THUS warns ‘hole tax’ will slow up broadband Britain
THUS has warned that a new "hole tax" to be imposed on utilities for digging up roads will slow the pace of broadband roll-out in the UK.
The new measures - designed to make utilities finish their work quickly in a bid to ease disruption - are currently being trialled in Middlesbrough and Camden, London.
Under the trials some companies are charged a daily flat rate for digging up roads to lay cables and carry out maintenance.
Scottish telco, THUS, believes this is flawed and has described the proposal as a "stealth tax on the national telecommunications industry" claiming it would "retard the nationwide availability of broadband access".
THUS claims that had the charges - which could amount to £500 a day - been introduced last year it would have cost utilities in the UK some £1.2 billion.
At THUS the tax would have cost it £5 million last year, the company said.
"We at THUS calculate that if the regulation had been in force last year the cost of installing our equipment would have been 37 per cent higher," said THUS chief exec Bill Allan.
"Many operators will be faced with the choice of not proceeding with parts of their network expansion plans or having to pass some of the additional cost onto their customers.
"This will increase the digital divide that is growing between those who have access to the benefits of broadband and modern IT and those who do not, and runs counter to the Government's own policy of combating social exclusion by rolling out digital
networks nationwide," he said.
The fear is that if these charges are introduced it will make the task of rolling out broadband to remote areas even more commercially unattractive.
A spokeswoman for the Department of Transport Local Government and the Regions (DTLR) said that it was still too early to say whether the charges would be introduced since the measures were still in the early part of a trial.

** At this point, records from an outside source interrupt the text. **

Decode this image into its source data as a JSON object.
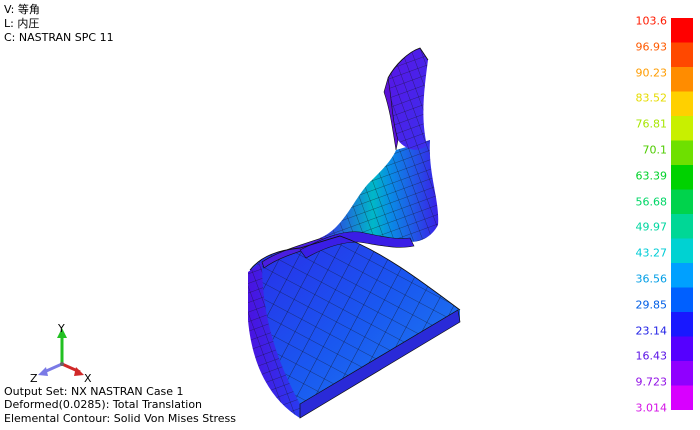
{
  "view_info": {
    "view": "V: 等角",
    "layer": "L: 内圧",
    "constraint": "C: NASTRAN SPC 11"
  },
  "output_info": {
    "output_set": "Output Set: NX NASTRAN Case 1",
    "deformed": "Deformed(0.0285): Total Translation",
    "contour": "Elemental Contour: Solid Von Mises Stress"
  },
  "axes": {
    "y": "Y",
    "z": "Z",
    "x": "X"
  },
  "legend": {
    "labels": [
      {
        "text": "103.6",
        "color": "#ff1a00"
      },
      {
        "text": "96.93",
        "color": "#ff5a00"
      },
      {
        "text": "90.23",
        "color": "#ff9c00"
      },
      {
        "text": "83.52",
        "color": "#e6dc00"
      },
      {
        "text": "76.81",
        "color": "#a6e600"
      },
      {
        "text": "70.1",
        "color": "#4ecc00"
      },
      {
        "text": "63.39",
        "color": "#00d22a"
      },
      {
        "text": "56.68",
        "color": "#00d666"
      },
      {
        "text": "49.97",
        "color": "#00d6a0"
      },
      {
        "text": "43.27",
        "color": "#00ccd6"
      },
      {
        "text": "36.56",
        "color": "#009ee6"
      },
      {
        "text": "29.85",
        "color": "#005ee6"
      },
      {
        "text": "23.14",
        "color": "#1f1fe6"
      },
      {
        "text": "16.43",
        "color": "#5a12e6"
      },
      {
        "text": "9.723",
        "color": "#9212e6"
      },
      {
        "text": "3.014",
        "color": "#d412e6"
      }
    ],
    "band_colors": [
      "#ff0000",
      "#ff4800",
      "#ff8c00",
      "#ffd000",
      "#c8f000",
      "#6ee000",
      "#00d200",
      "#00d34c",
      "#00d796",
      "#00d2d2",
      "#00a0ff",
      "#0060ff",
      "#1818ff",
      "#5500ff",
      "#9000ff",
      "#d800ff"
    ]
  }
}
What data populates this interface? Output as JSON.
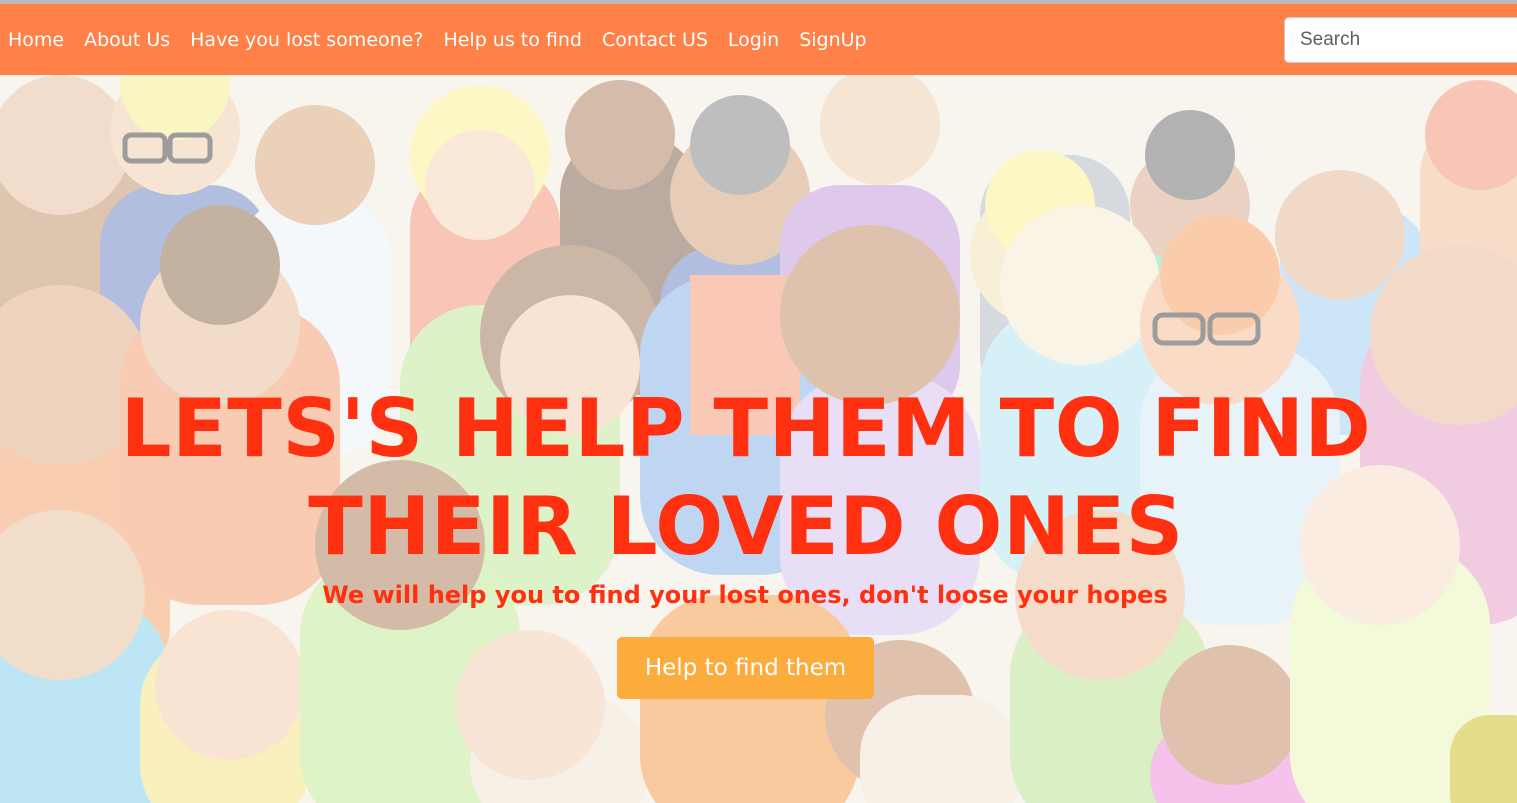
{
  "nav": {
    "items": [
      {
        "label": "Home"
      },
      {
        "label": "About Us"
      },
      {
        "label": "Have you lost someone?"
      },
      {
        "label": "Help us to find"
      },
      {
        "label": "Contact US"
      },
      {
        "label": "Login"
      },
      {
        "label": "SignUp"
      }
    ],
    "search_placeholder": "Search"
  },
  "hero": {
    "headline": "LETS'S HELP THEM TO FIND THEIR LOVED ONES",
    "subheadline": "We will help you to find your lost ones, don't loose your hopes",
    "button_label": "Help to find them",
    "background_image": "crowd-of-people-illustration"
  },
  "colors": {
    "navbar": "#ff8147",
    "headline": "#ff3010",
    "button": "#fbac3c"
  }
}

The Government will make its recommendations once it has received a report on the pilots. ®